▶ _Your assignment_: A verbatim copy of all the data is required, minus any images.

▶ _Records provided_:

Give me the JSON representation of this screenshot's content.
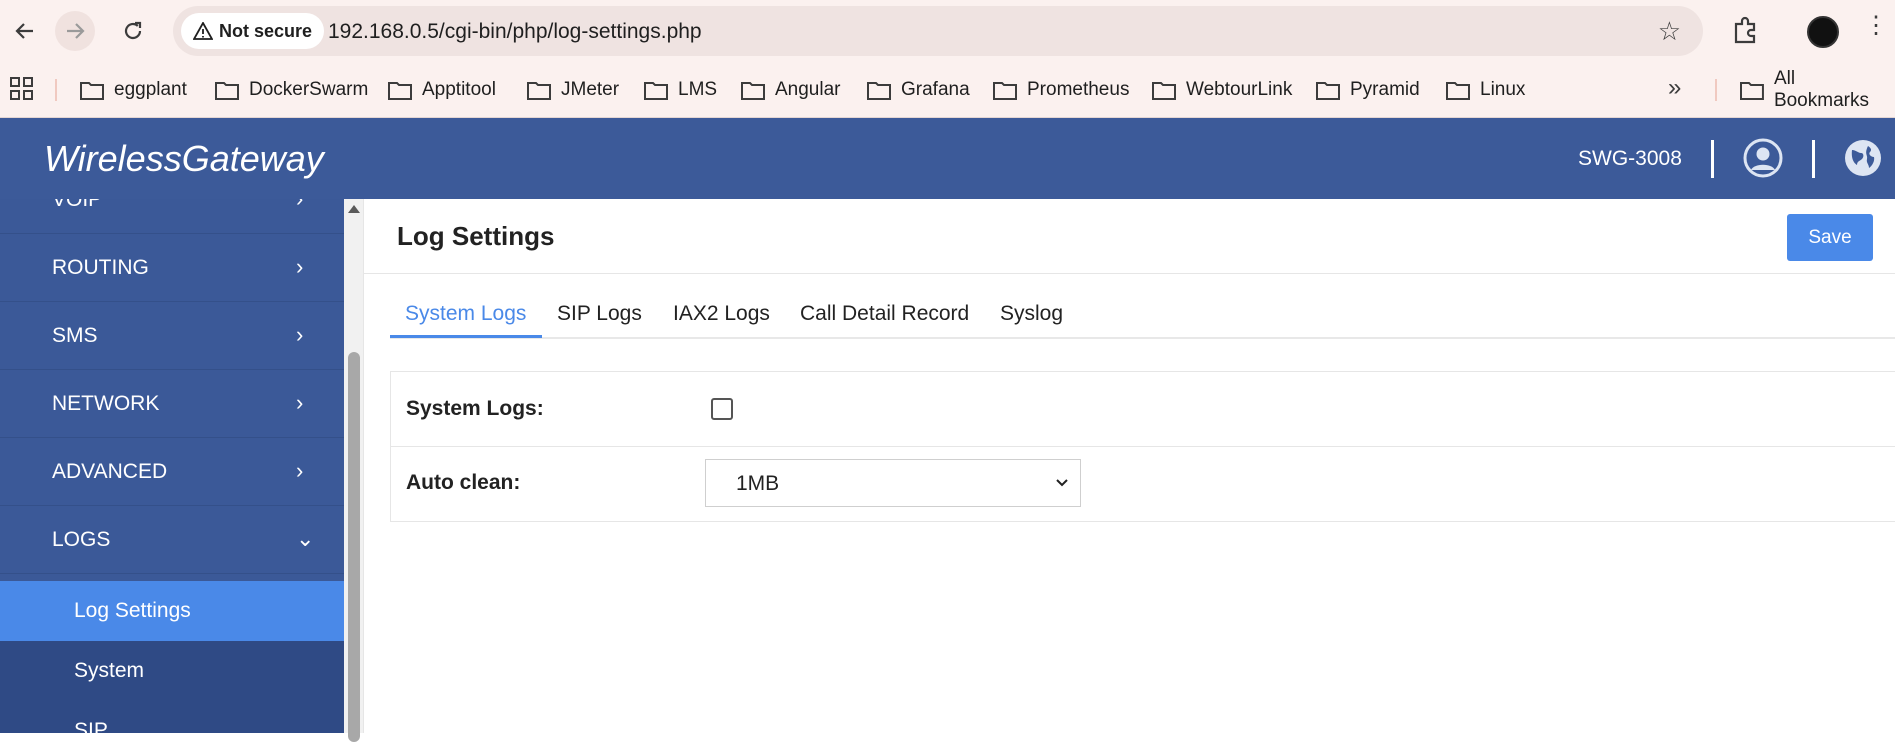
{
  "browser": {
    "security_label": "Not secure",
    "url": "192.168.0.5/cgi-bin/php/log-settings.php",
    "bookmarks": [
      "eggplant",
      "DockerSwarm",
      "Apptitool",
      "JMeter",
      "LMS",
      "Angular",
      "Grafana",
      "Prometheus",
      "WebtourLink",
      "Pyramid",
      "Linux"
    ],
    "all_bookmarks": "All Bookmarks"
  },
  "header": {
    "brand": "WirelessGateway",
    "device": "SWG-3008"
  },
  "sidebar": {
    "items": [
      {
        "label": "VOIP"
      },
      {
        "label": "ROUTING"
      },
      {
        "label": "SMS"
      },
      {
        "label": "NETWORK"
      },
      {
        "label": "ADVANCED"
      },
      {
        "label": "LOGS"
      }
    ],
    "sub_items": [
      {
        "label": "Log Settings"
      },
      {
        "label": "System"
      },
      {
        "label": "SIP"
      }
    ]
  },
  "main": {
    "title": "Log Settings",
    "save_label": "Save",
    "tabs": [
      {
        "label": "System Logs"
      },
      {
        "label": "SIP Logs"
      },
      {
        "label": "IAX2 Logs"
      },
      {
        "label": "Call Detail Record"
      },
      {
        "label": "Syslog"
      }
    ],
    "system_logs_label": "System Logs:",
    "auto_clean_label": "Auto clean:",
    "auto_clean_value": "1MB"
  },
  "colors": {
    "header_bg": "#3c5a99",
    "sidebar_bg": "#3b5998",
    "accent": "#4a89e8"
  }
}
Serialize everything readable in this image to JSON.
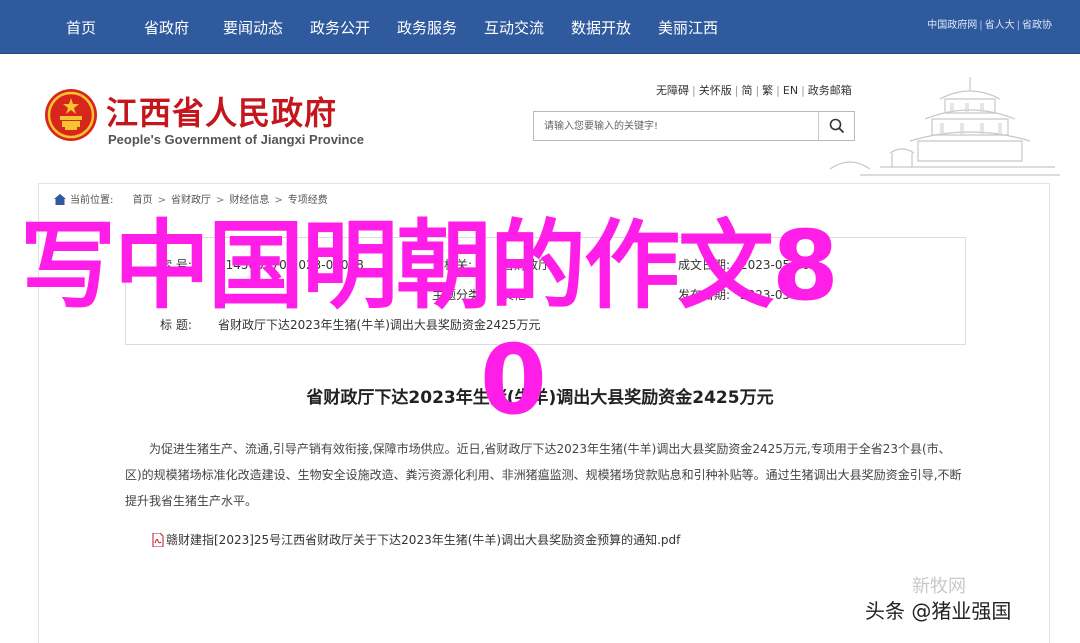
{
  "topnav": {
    "items": [
      "首页",
      "省政府",
      "要闻动态",
      "政务公开",
      "政务服务",
      "互动交流",
      "数据开放",
      "美丽江西"
    ],
    "links": [
      "中国政府网",
      "省人大",
      "省政协"
    ]
  },
  "header": {
    "title": "江西省人民政府",
    "subtitle": "People's Government of Jiangxi Province",
    "util_links": [
      "无障碍",
      "关怀版",
      "简",
      "繁",
      "EN",
      "政务邮箱"
    ],
    "search": {
      "placeholder": "请输入您要输入的关键字!"
    }
  },
  "breadcrumb": {
    "label": "当前位置:",
    "items": [
      "首页",
      "省财政厅",
      "财经信息",
      "专项经费"
    ]
  },
  "meta": {
    "index_label": "索 号:",
    "index_value": "014500970/2023-00028",
    "org_label": "文机关:",
    "org_value": "省财政厅",
    "date_label": "成文日期:",
    "date_value": "2023-05-30",
    "category_label": "主题分类:",
    "category_value": "其他",
    "issued_label": "发布日期:",
    "issued_value": "2023-05-30",
    "title_label": "标 题:",
    "title_value": "省财政厅下达2023年生猪(牛羊)调出大县奖励资金2425万元"
  },
  "article": {
    "title": "省财政厅下达2023年生猪(牛羊)调出大县奖励资金2425万元",
    "body": "为促进生猪生产、流通,引导产销有效衔接,保障市场供应。近日,省财政厅下达2023年生猪(牛羊)调出大县奖励资金2425万元,专项用于全省23个县(市、区)的规模猪场标准化改造建设、生物安全设施改造、粪污资源化利用、非洲猪瘟监测、规模猪场贷款贴息和引种补贴等。通过生猪调出大县奖励资金引导,不断提升我省生猪生产水平。",
    "attachment": "赣财建指[2023]25号江西省财政厅关于下达2023年生猪(牛羊)调出大县奖励资金预算的通知.pdf"
  },
  "overlay": {
    "line1": "写中国明朝的作文8",
    "line2": "0"
  },
  "watermarks": {
    "xinhua": "新牧网",
    "toutiao": "头条 @猪业强国"
  },
  "colors": {
    "nav_bg": "#2f5a9e",
    "title_red": "#c4161c",
    "overlay_magenta": "#ff1ee8"
  }
}
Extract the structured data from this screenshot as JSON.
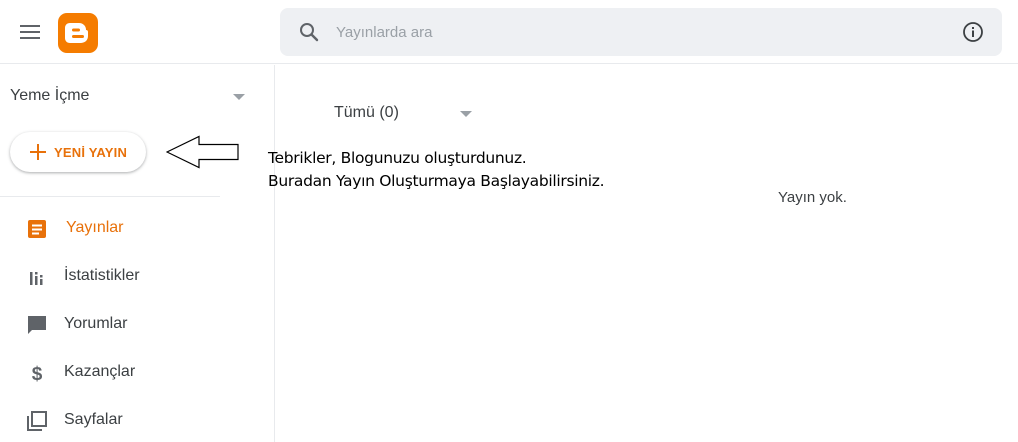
{
  "header": {
    "search_placeholder": "Yayınlarda ara"
  },
  "sidebar": {
    "blog_name": "Yeme İçme",
    "new_post_label": "YENİ YAYIN",
    "items": [
      {
        "label": "Yayınlar",
        "icon": "posts-icon",
        "active": true
      },
      {
        "label": "İstatistikler",
        "icon": "stats-icon",
        "active": false
      },
      {
        "label": "Yorumlar",
        "icon": "comments-icon",
        "active": false
      },
      {
        "label": "Kazançlar",
        "icon": "dollar-icon",
        "active": false
      },
      {
        "label": "Sayfalar",
        "icon": "pages-icon",
        "active": false
      }
    ]
  },
  "main": {
    "filter_label": "Tümü (0)",
    "empty_message": "Yayın yok."
  },
  "annotation": {
    "line1": "Tebrikler, Blogunuzu oluşturdunuz.",
    "line2": "Buradan Yayın Oluşturmaya Başlayabilirsiniz."
  },
  "colors": {
    "accent": "#e8710a",
    "icon_gray": "#5f6368",
    "search_bg": "#eef0f3"
  }
}
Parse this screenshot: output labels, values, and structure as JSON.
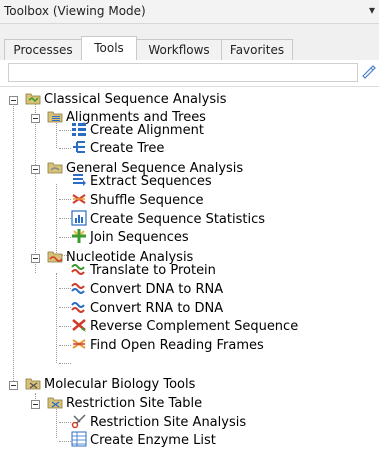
{
  "panel": {
    "title": "Toolbox (Viewing Mode)",
    "pin_icon": "pin-icon",
    "tabs": [
      "Processes",
      "Tools",
      "Workflows",
      "Favorites"
    ],
    "active_tab": "Tools",
    "search": {
      "value": "",
      "placeholder": "",
      "icon": "search-icon"
    }
  },
  "tree": {
    "root": {
      "label": "Classical Sequence Analysis",
      "groups": [
        {
          "label": "Alignments and Trees",
          "items": [
            "Create Alignment",
            "Create Tree"
          ]
        },
        {
          "label": "General Sequence Analysis",
          "items": [
            "Extract Sequences",
            "Shuffle Sequence",
            "Create Sequence Statistics",
            "Join Sequences"
          ]
        },
        {
          "label": "Nucleotide Analysis",
          "items": [
            "Translate to Protein",
            "Convert DNA to RNA",
            "Convert RNA to DNA",
            "Reverse Complement Sequence",
            "Find Open Reading Frames"
          ]
        }
      ]
    },
    "molecular": {
      "label": "Molecular Biology Tools",
      "groups": [
        {
          "label": "Restriction Site Table",
          "items": [
            "Restriction Site Analysis",
            "Create Enzyme List"
          ]
        }
      ]
    }
  },
  "colors": {
    "accent": "#2b6cc4",
    "red": "#d23a2a",
    "green": "#3c9a2e"
  }
}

▶ _Task output_:
Give me the JSON representation of this screenshot's content.
{
  "browser": {
    "security_label": "Not secure",
    "url": "192.168.0.5/cgi-bin/php/log-settings.php",
    "bookmarks": [
      "eggplant",
      "DockerSwarm",
      "Apptitool",
      "JMeter",
      "LMS",
      "Angular",
      "Grafana",
      "Prometheus",
      "WebtourLink",
      "Pyramid",
      "Linux"
    ],
    "all_bookmarks": "All Bookmarks"
  },
  "header": {
    "brand": "WirelessGateway",
    "device": "SWG-3008"
  },
  "sidebar": {
    "items": [
      {
        "label": "VOIP"
      },
      {
        "label": "ROUTING"
      },
      {
        "label": "SMS"
      },
      {
        "label": "NETWORK"
      },
      {
        "label": "ADVANCED"
      },
      {
        "label": "LOGS"
      }
    ],
    "sub_items": [
      {
        "label": "Log Settings"
      },
      {
        "label": "System"
      },
      {
        "label": "SIP"
      }
    ]
  },
  "main": {
    "title": "Log Settings",
    "save_label": "Save",
    "tabs": [
      {
        "label": "System Logs"
      },
      {
        "label": "SIP Logs"
      },
      {
        "label": "IAX2 Logs"
      },
      {
        "label": "Call Detail Record"
      },
      {
        "label": "Syslog"
      }
    ],
    "system_logs_label": "System Logs:",
    "auto_clean_label": "Auto clean:",
    "auto_clean_value": "1MB"
  },
  "colors": {
    "header_bg": "#3c5a99",
    "sidebar_bg": "#3b5998",
    "accent": "#4a89e8"
  }
}
Serialize everything readable in this image to JSON.
{
  "topnav": {
    "items": [
      "首页",
      "省政府",
      "要闻动态",
      "政务公开",
      "政务服务",
      "互动交流",
      "数据开放",
      "美丽江西"
    ],
    "links": [
      "中国政府网",
      "省人大",
      "省政协"
    ]
  },
  "header": {
    "title": "江西省人民政府",
    "subtitle": "People's Government of Jiangxi Province",
    "util_links": [
      "无障碍",
      "关怀版",
      "简",
      "繁",
      "EN",
      "政务邮箱"
    ],
    "search": {
      "placeholder": "请输入您要输入的关键字!"
    }
  },
  "breadcrumb": {
    "label": "当前位置:",
    "items": [
      "首页",
      "省财政厅",
      "财经信息",
      "专项经费"
    ]
  },
  "meta": {
    "index_label": "索 号:",
    "index_value": "014500970/2023-00028",
    "org_label": "文机关:",
    "org_value": "省财政厅",
    "date_label": "成文日期:",
    "date_value": "2023-05-30",
    "category_label": "主题分类:",
    "category_value": "其他",
    "issued_label": "发布日期:",
    "issued_value": "2023-05-30",
    "title_label": "标 题:",
    "title_value": "省财政厅下达2023年生猪(牛羊)调出大县奖励资金2425万元"
  },
  "article": {
    "title": "省财政厅下达2023年生猪(牛羊)调出大县奖励资金2425万元",
    "body": "为促进生猪生产、流通,引导产销有效衔接,保障市场供应。近日,省财政厅下达2023年生猪(牛羊)调出大县奖励资金2425万元,专项用于全省23个县(市、区)的规模猪场标准化改造建设、生物安全设施改造、粪污资源化利用、非洲猪瘟监测、规模猪场贷款贴息和引种补贴等。通过生猪调出大县奖励资金引导,不断提升我省生猪生产水平。",
    "attachment": "赣财建指[2023]25号江西省财政厅关于下达2023年生猪(牛羊)调出大县奖励资金预算的通知.pdf"
  },
  "overlay": {
    "line1": "写中国明朝的作文8",
    "line2": "0"
  },
  "watermarks": {
    "xinhua": "新牧网",
    "toutiao": "头条 @猪业强国"
  },
  "colors": {
    "nav_bg": "#2f5a9e",
    "title_red": "#c4161c",
    "overlay_magenta": "#ff1ee8"
  }
}
Extract the structured data from this screenshot as JSON.
{
  "header": {
    "search_placeholder": "Yayınlarda ara"
  },
  "sidebar": {
    "blog_name": "Yeme İçme",
    "new_post_label": "YENİ YAYIN",
    "items": [
      {
        "label": "Yayınlar",
        "icon": "posts-icon",
        "active": true
      },
      {
        "label": "İstatistikler",
        "icon": "stats-icon",
        "active": false
      },
      {
        "label": "Yorumlar",
        "icon": "comments-icon",
        "active": false
      },
      {
        "label": "Kazançlar",
        "icon": "dollar-icon",
        "active": false
      },
      {
        "label": "Sayfalar",
        "icon": "pages-icon",
        "active": false
      }
    ]
  },
  "main": {
    "filter_label": "Tümü (0)",
    "empty_message": "Yayın yok."
  },
  "annotation": {
    "line1": "Tebrikler, Blogunuzu oluşturdunuz.",
    "line2": "Buradan Yayın Oluşturmaya Başlayabilirsiniz."
  },
  "colors": {
    "accent": "#e8710a",
    "icon_gray": "#5f6368",
    "search_bg": "#eef0f3"
  }
}
Parse this screenshot: output labels, values, and structure as JSON.
{
  "panel": {
    "title": "Toolbox (Viewing Mode)",
    "pin_icon": "pin-icon",
    "tabs": [
      "Processes",
      "Tools",
      "Workflows",
      "Favorites"
    ],
    "active_tab": "Tools",
    "search": {
      "value": "",
      "placeholder": "",
      "icon": "search-icon"
    }
  },
  "tree": {
    "root": {
      "label": "Classical Sequence Analysis",
      "groups": [
        {
          "label": "Alignments and Trees",
          "items": [
            "Create Alignment",
            "Create Tree"
          ]
        },
        {
          "label": "General Sequence Analysis",
          "items": [
            "Extract Sequences",
            "Shuffle Sequence",
            "Create Sequence Statistics",
            "Join Sequences"
          ]
        },
        {
          "label": "Nucleotide Analysis",
          "items": [
            "Translate to Protein",
            "Convert DNA to RNA",
            "Convert RNA to DNA",
            "Reverse Complement Sequence",
            "Find Open Reading Frames"
          ]
        }
      ]
    },
    "molecular": {
      "label": "Molecular Biology Tools",
      "groups": [
        {
          "label": "Restriction Site Table",
          "items": [
            "Restriction Site Analysis",
            "Create Enzyme List"
          ]
        }
      ]
    }
  },
  "colors": {
    "accent": "#2b6cc4",
    "red": "#d23a2a",
    "green": "#3c9a2e"
  }
}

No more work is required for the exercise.